Gill  TMKurland  BF Prognostic effect of prior disability episodes among nondisabled community-living older persons. Am J Epidemiol 2003;1581090- 1096
PubMed Link to Article
Newman  ABGottdiener  JSMcBurnie  MA  et al.  Associations of subclinical cardiovascular disease with frailty. J Gerontol A Biol Sci Med Sci 2001;56AM158- M166
Link to Article
Walston  JMcBurnie  MANewman  A  et al.  Frailty and activation of the inflammation and coagulation systems with and without clinical comorbidities: results from the Cardiovascular Health Study. Arch Intern Med 2002;1622333- 2341
PubMed Link to Article
Schmaltz  HNFried  LPXue  QL  et al.  Chronic cytomegalovirus infection and inflammation are associated with prevalent frailty in community-dwelling older women. J Am Geriatr Soc 2005;53747- 754
PubMed Link to Article
Wilson  JF Frailty—and its dangerous effects—might be preventable. Ann Intern Med 2004;141489- 492
PubMed Link to Article

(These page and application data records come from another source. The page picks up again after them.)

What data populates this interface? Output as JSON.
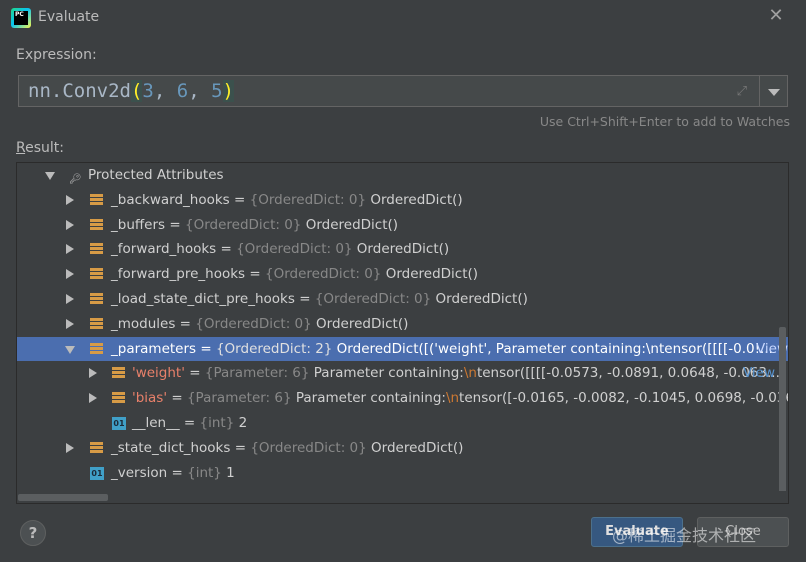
{
  "window": {
    "title": "Evaluate",
    "app_icon_text": "PC",
    "close_glyph": "✕"
  },
  "expression": {
    "label": "Expression:",
    "fn": "nn.Conv2d",
    "open_paren": "(",
    "arg1": "3",
    "sep1": ", ",
    "arg2": "6",
    "sep2": ", ",
    "arg3": "5",
    "close_paren": ")",
    "hint": "Use Ctrl+Shift+Enter to add to Watches"
  },
  "result": {
    "label_prefix": "R",
    "label_rest": "esult:",
    "rows": [
      {
        "name": "Protected Attributes"
      },
      {
        "name": "_backward_hooks",
        "eq": " = ",
        "type": "{OrderedDict: 0}",
        "value": " OrderedDict()"
      },
      {
        "name": "_buffers",
        "eq": " = ",
        "type": "{OrderedDict: 0}",
        "value": " OrderedDict()"
      },
      {
        "name": "_forward_hooks",
        "eq": " = ",
        "type": "{OrderedDict: 0}",
        "value": " OrderedDict()"
      },
      {
        "name": "_forward_pre_hooks",
        "eq": " = ",
        "type": "{OrderedDict: 0}",
        "value": " OrderedDict()"
      },
      {
        "name": "_load_state_dict_pre_hooks",
        "eq": " = ",
        "type": "{OrderedDict: 0}",
        "value": " OrderedDict()"
      },
      {
        "name": "_modules",
        "eq": " = ",
        "type": "{OrderedDict: 0}",
        "value": " OrderedDict()"
      },
      {
        "name": "_parameters",
        "eq": " = ",
        "type": "{OrderedDict: 2}",
        "value": " OrderedDict([('weight', Parameter containing:\\ntensor([[[[-0.0!...",
        "view": "View"
      },
      {
        "name": "'weight'",
        "eq": " = ",
        "type": "{Parameter: 6}",
        "value_a": " Parameter containing:",
        "esc": "\\n",
        "value_b": "tensor([[[[-0.0573, -0.0891,  0.0648, -0.063...",
        "view": "View"
      },
      {
        "name": "'bias'",
        "eq": " = ",
        "type": "{Parameter: 6}",
        "value_a": " Parameter containing:",
        "esc": "\\n",
        "value_b": "tensor([-0.0165, -0.0082, -0.1045,  0.0698, -0.0367, ("
      },
      {
        "name": "__len__",
        "eq": " = ",
        "type": "{int}",
        "value": " 2",
        "icon_text": "01"
      },
      {
        "name": "_state_dict_hooks",
        "eq": " = ",
        "type": "{OrderedDict: 0}",
        "value": " OrderedDict()"
      },
      {
        "name": "_version",
        "eq": " = ",
        "type": "{int}",
        "value": " 1",
        "icon_text": "01"
      }
    ]
  },
  "buttons": {
    "help": "?",
    "evaluate": "Evaluate",
    "close": "Close"
  },
  "watermark": "@稀土掘金技术社区",
  "colors": {
    "selection": "#4b6eaf",
    "field_icon": "#d79b46",
    "int_icon": "#40a0c8",
    "view_link": "#5894d0"
  }
}
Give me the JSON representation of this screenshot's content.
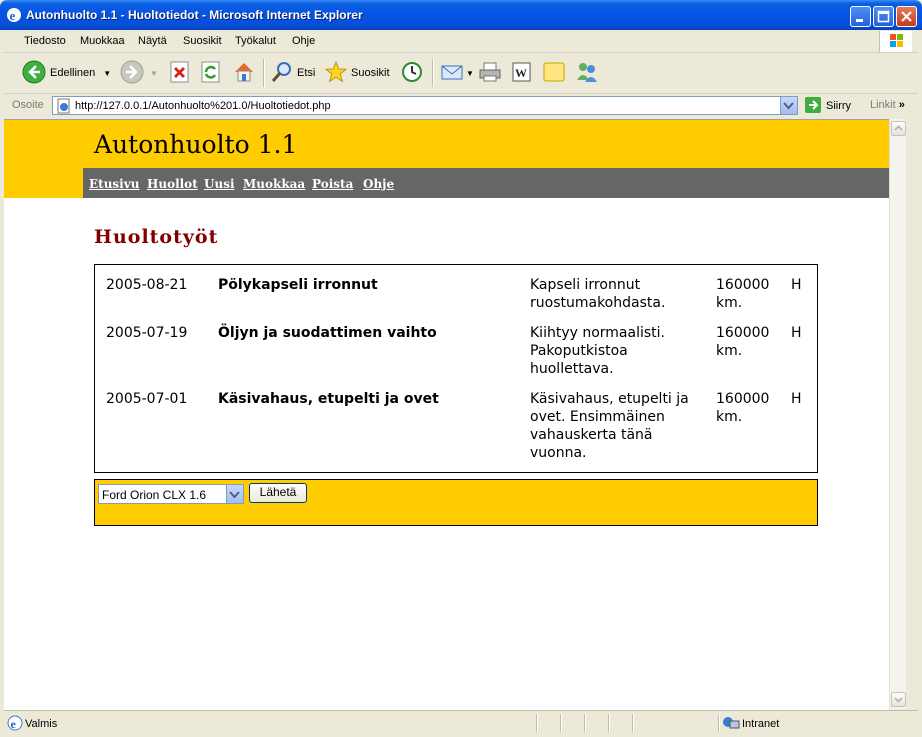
{
  "window": {
    "title": "Autonhuolto 1.1 - Huoltotiedot - Microsoft Internet Explorer"
  },
  "menu": {
    "items": [
      "Tiedosto",
      "Muokkaa",
      "Näytä",
      "Suosikit",
      "Työkalut",
      "Ohje"
    ]
  },
  "toolbar": {
    "back_label": "Edellinen",
    "search_label": "Etsi",
    "favorites_label": "Suosikit"
  },
  "address": {
    "label": "Osoite",
    "url": "http://127.0.0.1/Autonhuolto%201.0/Huoltotiedot.php",
    "go_label": "Siirry",
    "links_label": "Linkit"
  },
  "page": {
    "site_title": "Autonhuolto 1.1",
    "nav": [
      "Etusivu",
      "Huollot",
      "Uusi",
      "Muokkaa",
      "Poista",
      "Ohje"
    ],
    "heading": "Huoltotyöt",
    "entries": [
      {
        "date": "2005-08-21",
        "title": "Pölykapseli irronnut",
        "description": "Kapseli irronnut ruostumakohdasta.",
        "mileage": "160000 km.",
        "flag": "H"
      },
      {
        "date": "2005-07-19",
        "title": "Öljyn ja suodattimen vaihto",
        "description": "Kiihtyy normaalisti. Pakoputkistoa huollettava.",
        "mileage": "160000 km.",
        "flag": "H"
      },
      {
        "date": "2005-07-01",
        "title": "Käsivahaus, etupelti ja ovet",
        "description": "Käsivahaus, etupelti ja ovet. Ensimmäinen vahauskerta tänä vuonna.",
        "mileage": "160000 km.",
        "flag": "H"
      }
    ],
    "form": {
      "selected_car": "Ford Orion CLX 1.6",
      "submit_label": "Lähetä"
    }
  },
  "status": {
    "text": "Valmis",
    "zone": "Intranet"
  },
  "colors": {
    "header_yellow": "#FFCC00",
    "nav_gray": "#666666",
    "heading_red": "#800000"
  }
}
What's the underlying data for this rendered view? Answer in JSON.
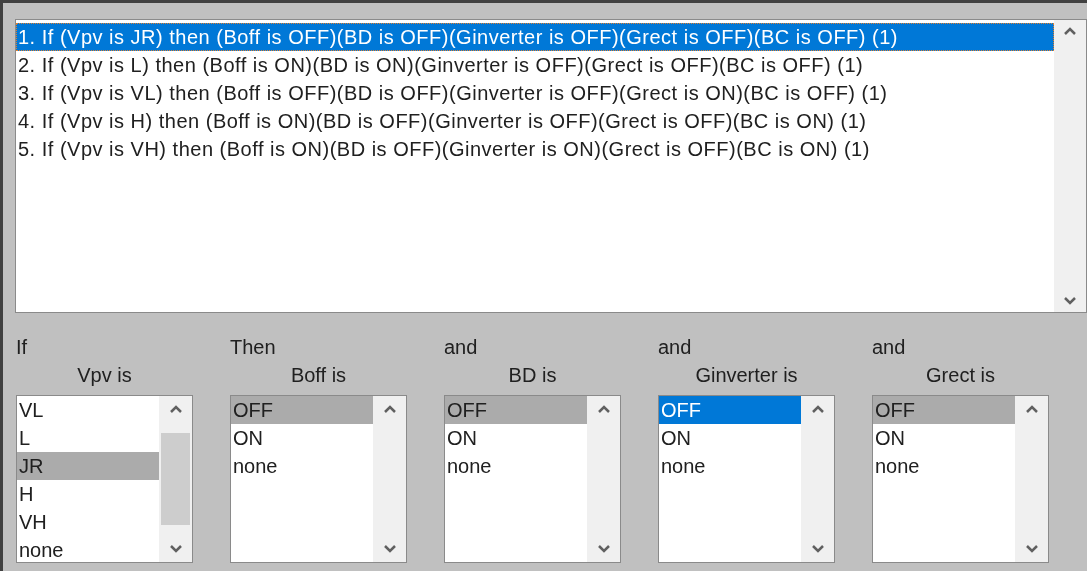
{
  "rules": [
    {
      "text": "1. If (Vpv is JR) then (Boff is OFF)(BD is OFF)(Ginverter is OFF)(Grect is OFF)(BC is OFF) (1)",
      "selected": true
    },
    {
      "text": "2. If (Vpv is L) then (Boff is ON)(BD is ON)(Ginverter is OFF)(Grect is OFF)(BC is OFF) (1)",
      "selected": false
    },
    {
      "text": "3. If (Vpv is VL) then (Boff is OFF)(BD is OFF)(Ginverter is OFF)(Grect is ON)(BC is OFF) (1)",
      "selected": false
    },
    {
      "text": "4. If (Vpv is H) then (Boff is ON)(BD is OFF)(Ginverter is OFF)(Grect is OFF)(BC is ON) (1)",
      "selected": false
    },
    {
      "text": "5. If (Vpv is VH) then (Boff is ON)(BD is OFF)(Ginverter is ON)(Grect is OFF)(BC is ON) (1)",
      "selected": false
    }
  ],
  "variables": [
    {
      "connective": "If",
      "label": "Vpv is",
      "focused": false,
      "scrollable": true,
      "options": [
        {
          "label": "VL",
          "selected": false
        },
        {
          "label": "L",
          "selected": false
        },
        {
          "label": "JR",
          "selected": true
        },
        {
          "label": "H",
          "selected": false
        },
        {
          "label": "VH",
          "selected": false
        },
        {
          "label": "none",
          "selected": false
        }
      ]
    },
    {
      "connective": "Then",
      "label": "Boff is",
      "focused": false,
      "scrollable": false,
      "options": [
        {
          "label": "OFF",
          "selected": true
        },
        {
          "label": "ON",
          "selected": false
        },
        {
          "label": "none",
          "selected": false
        }
      ]
    },
    {
      "connective": "and",
      "label": "BD is",
      "focused": false,
      "scrollable": false,
      "options": [
        {
          "label": "OFF",
          "selected": true
        },
        {
          "label": "ON",
          "selected": false
        },
        {
          "label": "none",
          "selected": false
        }
      ]
    },
    {
      "connective": "and",
      "label": "Ginverter is",
      "focused": true,
      "scrollable": false,
      "options": [
        {
          "label": "OFF",
          "selected": true
        },
        {
          "label": "ON",
          "selected": false
        },
        {
          "label": "none",
          "selected": false
        }
      ]
    },
    {
      "connective": "and",
      "label": "Grect is",
      "focused": false,
      "scrollable": false,
      "options": [
        {
          "label": "OFF",
          "selected": true
        },
        {
          "label": "ON",
          "selected": false
        },
        {
          "label": "none",
          "selected": false
        }
      ]
    }
  ]
}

Correspondence

CME
Meets CME requirements for:
Browse CME for all U.S. States
Accreditation Information
The American Medical Association is accredited by the Accreditation Council for Continuing Medical Education to provide continuing medical education for physicians. The AMA designates this journal-based CME activity for a maximum of 1 AMA PRA Category 1 CreditTM per course. Physicians should claim only the credit commensurate with the extent of their participation in the activity. Physicians who complete the CME course and score at least 80% correct on the quiz are eligible for AMA PRA Category 1 CreditTM.
Note: You must get at least of the answers correct to pass this quiz.
You have not filled in all the answers to complete this quiz
The following questions were not answered:
Sorry, you have unsuccessfully completed this CME quiz with a score of
The following questions were not answered correctly:
Commitment to Change (optional):
Indicate what change(s) you will implement in your practice, if any, based on this CME course.
Your quiz results:
The filled radio buttons indicate your responses. The preferred responses are highlighted
For CME Course: A Proposed Model for Initial Assessment and Management of Acute Heart Failure Syndromes
Indicate what changes(s) you will implement in your practice, if any, based on this CME course.
Submit a Comment

Multimedia

Some tools below are only available to our subscribers or users with an online account.

Related Content

Customize your page view by dragging & repositioning the boxes below.

Articles Related By Topic
Related Collections
PubMed Articles